Monthly News Round-Up April 2016 Edition
“The Sky’s the Limit” – Bjarke Ingels Among the 100 Most Influential
Danish architect Bjarke Ingels has been named one of Time magazine’s 100 most influential people of 2016. The announcement was made last week with a citation written by none less than Rem Koolhaas, former employer of Bjarke Ingels.
Time 100 is an annual ranking of the people the US magazine judges to be the most influential in the American world. This year, Ingels is the only architect on the list, which manifests the unavoidable success the Danish architect has reached worldwide.
Once again, Bjarke has written history and redefined what makes an international architect – this time by being named one of the worlds’ most influential in the category “Artist”. That is a phenomenal achievement! Not only does this title benefit Bjarke himself, BIG, and the small country of Denmark – it also changes the way we look at architects today and expands our understanding of how far the role of an architect can take you.”
|/Kent Martinussen, CEO, the Danish Architecture Centre|
Zaha Hadid Architects Carries On with New Projects in Moscow and Italy
Zaha Hadid Architects (ZHA) will design the Sberbank Technopark at the Skolkovo Innovation Centre in Moscow. Considered to be Russia’s Silicon Valley, Skolkovo will be home to the laboratories and campuses of Russia’s fast developing IT, biomedical, energy, nuclear and space innovation.
The firm just revealed their winning proposal, which is their first announcement of new work since the dead of Zaha Hadid last month.
Even though the studio of Zaha Hadid is still in shock after her untimely death, the deadlines are pressing and the work is carried on. The New York Times visited Patrik Schumacher, Creative Director of ZHA, at their main studio for a talk about how Zaha Hadid Architects plan to move on.
At the time of Zaha Hadids death, her firm had no less than 36 ongoing projects in various stages of production. Just a few days ago, the first of them opened to the public – the maritime terminal in the port city of Salerno, Italy.
Read more about the Salerno Maritime Terminal here
OMA’s Completes Pierre Lassonde Pavilion at the National Museum of Fine Arts Québec
On June 24, The Musée national des beaux-arts du Québec will open the doors to its newest building, a Pavilion designed by Rem Koolhaas’s storied firm, OMA.

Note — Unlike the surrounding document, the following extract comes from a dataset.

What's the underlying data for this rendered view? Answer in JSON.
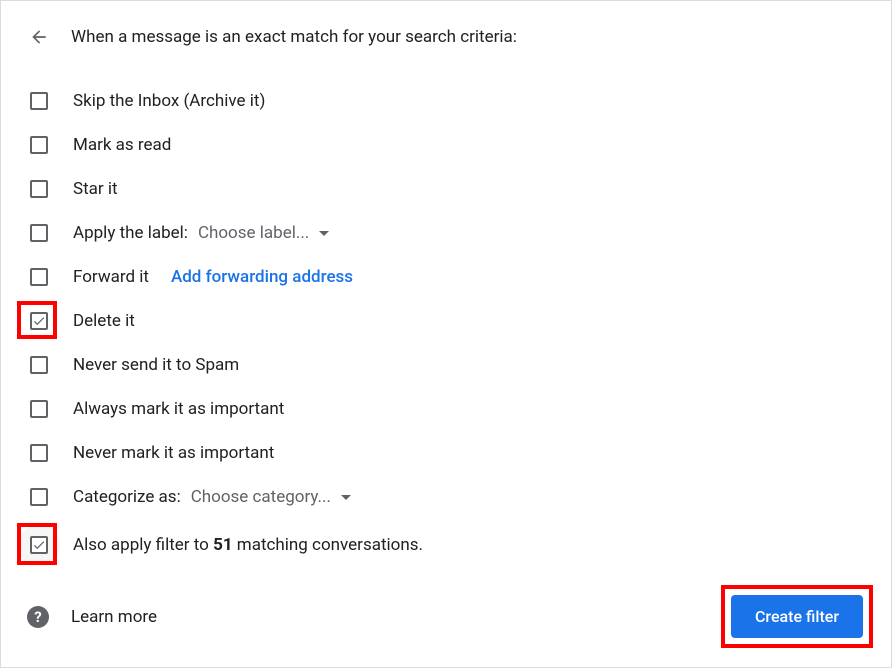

The new Pierre Lassonde Pavilion almost doubles the already available exhibition space and adds on an inviting, contemporary “gateway” to the museum in order to connect the museum more directly to the life of Québec City.
|The park and the city and the museum can all extend at the same time at this strategic point. So it’s not just a museum extension, but also an extension of the art and the city. Art becomes the catalyst between the park and the city.”|
|/OMA partner Shohei Shegematsu|
Learn more about the contemporary addition by OMA here
Kengo Kuma reveals plans for Hans Christian Andersen Museum
Japanese architect Kengo Kuma has unveiled plans for a new Hans Christian Andersen Museum in the Danish city of Odense. The museum will revolve around the popular fairy tales of the writer and house a children’s centre.
Kuma’s design for the museum features a series of cylindrical volumes with glass and timber facades with scooped green roofs. Two thirds of the building will be built below ground to incorporate the nature by making room for a sunken courtyard, a pool of water, and a blooming outdoor space.
The museum is scheduled for completion in 2020 – the same year as the firm’s stadium for the Tokyo 2020 Olympics.
Learn more about the museum here
Vo Trong Nghia Architects Designs Green City Hall for Bac Ninh, Vietnam
The Vietnamese studio Vo Trong Nghia Acrhitects is known for their plant-covered architecture. A trademark, that does not let down with their design of a city hall for the Vietnamese city of Bac Ninh. The new city hall where two towers are formed by a series of elevated decks covered by plants, grasses, and threes.
One of the towers is designed to contain the government offices, while the other will house a citizen centre and party office. The two volumes lean towards each other to symbolize a unity of citizens and government.
Named The Green City Hall on account of its planted terraces, the building demonstrates the local government’s ambition to develop a more energy-efficient city. It is one of a series of projects by the firm that used planting to express its green credentials. Recently, the firm unveiled their designs of a trio of plant-covered towers linked by aerial bridges in and a tree-covered university – both for Ho Chi Minh City.
Learn more here